Every day I get home from work and find her curled up on the hard lid of the suitcase. Not even inside the case, just on top of the open lid. Cats are so contrary. "You spent tons of money on a really fluffy, comfy, warm bed for me? NOPE. I'll sleep here on this hard, uncomfortable object, thank you."

I read on one of the cat forums that this one woman's cat will only ever sleep on a baking sheet. As in, a metal sheet you put in the oven. They tried putting blankets on it as it looked so cold and uncomfortable, and the cat was like "NO WAY MAN!" and sat and gave them evil eyes until they removed the blankets. Totally normal.

In fact, the only things my cat seems to care about is eating a bit every now and again, getting strokes, and snoozing. She is basically living my ideal life.

All of her apathy toward everything I buy her does not prevent me from trying. I'll still accidentally find myself drawn to the pet aisle in the supermarket and buying gourmet snack pots full of crab and mackerel in the vain hope that she'll love them. Nope. Just some crappy hard biscuits for her! She really has water taste with a champagne lifestyle.

Whilst my little hop-a-long Moggins is a cheap date, it was reported in the Daily Mail this week that Leanne Crouch, a mother-of-four, has admitted to spending £10,000 a year on Lucy, her 12-year-old Maltese. OK, granted, I don't spend anywhere near that much. I haven't bought a £300 collar for my darling cat. But if I had the money, I probably would.

Leanne says Lucy is her best friend -- "I call her my ‘fur baby’ because she really does feel like one of my babies. To me, she’s my ‘firstborn’ and as she gets older, I find myself spoiling her even more."

I get this! Pets are 100% part of the family. A pet you've had for 12 years is of course going to be beloved. Leanne has gone on to have four children, but is adamant she won't spend so frivolously on them. "I don’t like it when children are spoiled. I want my children to know the value of things so I don’t feel guilty for not buying them whatever they want whenever they want. Lucy is another matter entirely -- she’s a dog and buying things for her doesn’t change her personality."

Fair enough, I say. Sure, if I had kids, at Christmas I'd definitely spend double the amount I'd spent on them on my cat -- even though my cat could not give less of a damn about anything except sleeping and being stroked.

"I spend a few hundred pounds on Lucy every month -- if I see something new that she doesn’t already have, I have to get it for her. It’s mainly designer clothes which cut into my budget -- as soon as a designer item hits the shelves I buy it for her."
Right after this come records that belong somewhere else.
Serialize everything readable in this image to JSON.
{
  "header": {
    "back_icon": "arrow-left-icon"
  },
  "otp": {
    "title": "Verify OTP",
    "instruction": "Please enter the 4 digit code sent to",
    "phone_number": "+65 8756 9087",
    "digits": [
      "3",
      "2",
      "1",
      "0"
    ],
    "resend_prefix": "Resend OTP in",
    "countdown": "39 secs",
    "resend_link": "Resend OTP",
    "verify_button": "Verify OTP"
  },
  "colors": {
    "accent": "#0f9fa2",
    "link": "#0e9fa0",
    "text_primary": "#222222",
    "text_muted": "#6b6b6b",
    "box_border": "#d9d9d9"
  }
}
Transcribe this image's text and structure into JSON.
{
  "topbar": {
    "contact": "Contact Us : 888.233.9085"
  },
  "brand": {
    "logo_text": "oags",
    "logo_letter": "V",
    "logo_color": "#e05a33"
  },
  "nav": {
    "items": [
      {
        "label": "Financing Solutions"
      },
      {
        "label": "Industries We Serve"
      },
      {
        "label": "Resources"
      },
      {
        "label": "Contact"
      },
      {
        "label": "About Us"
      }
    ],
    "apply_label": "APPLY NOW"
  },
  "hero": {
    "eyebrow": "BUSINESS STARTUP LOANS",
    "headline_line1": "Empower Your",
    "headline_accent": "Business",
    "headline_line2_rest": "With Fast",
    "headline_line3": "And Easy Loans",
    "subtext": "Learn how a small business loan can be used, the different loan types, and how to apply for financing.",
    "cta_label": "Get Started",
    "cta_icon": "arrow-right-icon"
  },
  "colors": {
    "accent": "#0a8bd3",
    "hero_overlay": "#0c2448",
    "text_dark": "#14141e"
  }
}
If I had a dog, I'd be bankrupt. Seriously. Luckily, as my cat is not bothered about fancy pants stuff, I am slowly but surely learning to not keep splashing out. But if I had a dog I could DRESS UP -- woah. Gamechanger. If the animal hates it, then obviously that's not cool. But a little dressing up every now and again, if it doesn't mind? I think that's OK. Spending hundreds on luxury accessories, if you've got the disposable cash? Sure. It's your money.

What do you think? Do you spend tons on your pets? Or do you think spending lots of money on animals is ridiculous? Shall I get a dog? Or even a MINI-PIG? I never liked having disposable income anyway.

Posting cat photos on Twitter: @Natalie_KateM.